**PROBLEM DETAILS:**
Retrieve every line from the records in which the word "handle" occurs.

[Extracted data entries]
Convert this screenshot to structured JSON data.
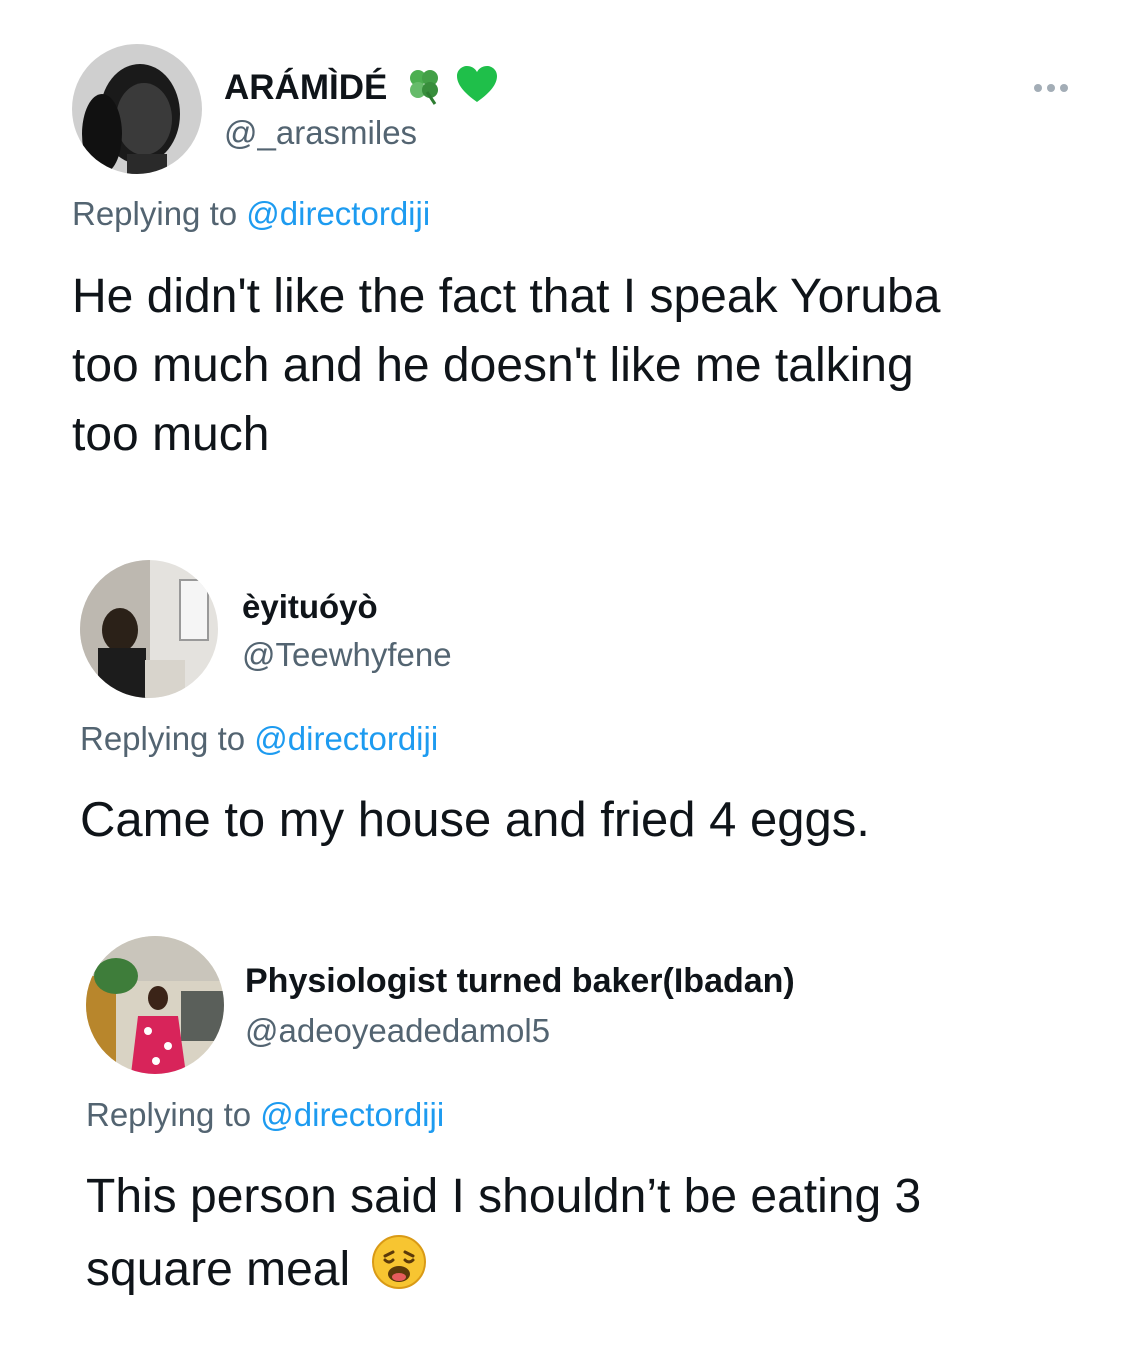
{
  "tweets": [
    {
      "display_name": "ARÁMÌDÉ",
      "badges": [
        "four-leaf-clover-icon",
        "green-heart-icon"
      ],
      "handle": "@_arasmiles",
      "reply_prefix": "Replying to",
      "reply_mention": "@directordiji",
      "text_lines": [
        "He didn't like the fact that I speak Yoruba",
        "too much and he doesn't like me talking",
        "too much"
      ]
    },
    {
      "display_name": "èyituóyò",
      "handle": "@Teewhyfene",
      "reply_prefix": "Replying to",
      "reply_mention": "@directordiji",
      "text_lines": [
        "Came to my house and fried 4 eggs."
      ]
    },
    {
      "display_name": "Physiologist turned baker(Ibadan)",
      "handle": "@adeoyeadedamol5",
      "reply_prefix": "Replying to",
      "reply_mention": "@directordiji",
      "text_lines": [
        "This person said I shouldn’t be eating 3",
        "square meal"
      ],
      "trailing_emoji": "weary-face-icon"
    }
  ],
  "colors": {
    "text": "#0f1419",
    "secondary": "#536471",
    "link": "#1d9bf0",
    "heart": "#1fbf4a",
    "clover": "#4caf50"
  },
  "more_menu_icon": "more-dots-icon"
}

**SOLUTION TO THIS TASK:**
      "handle": "@_arasmiles",
      "handle": "@Teewhyfene",
      "handle": "@adeoyeadedamol5",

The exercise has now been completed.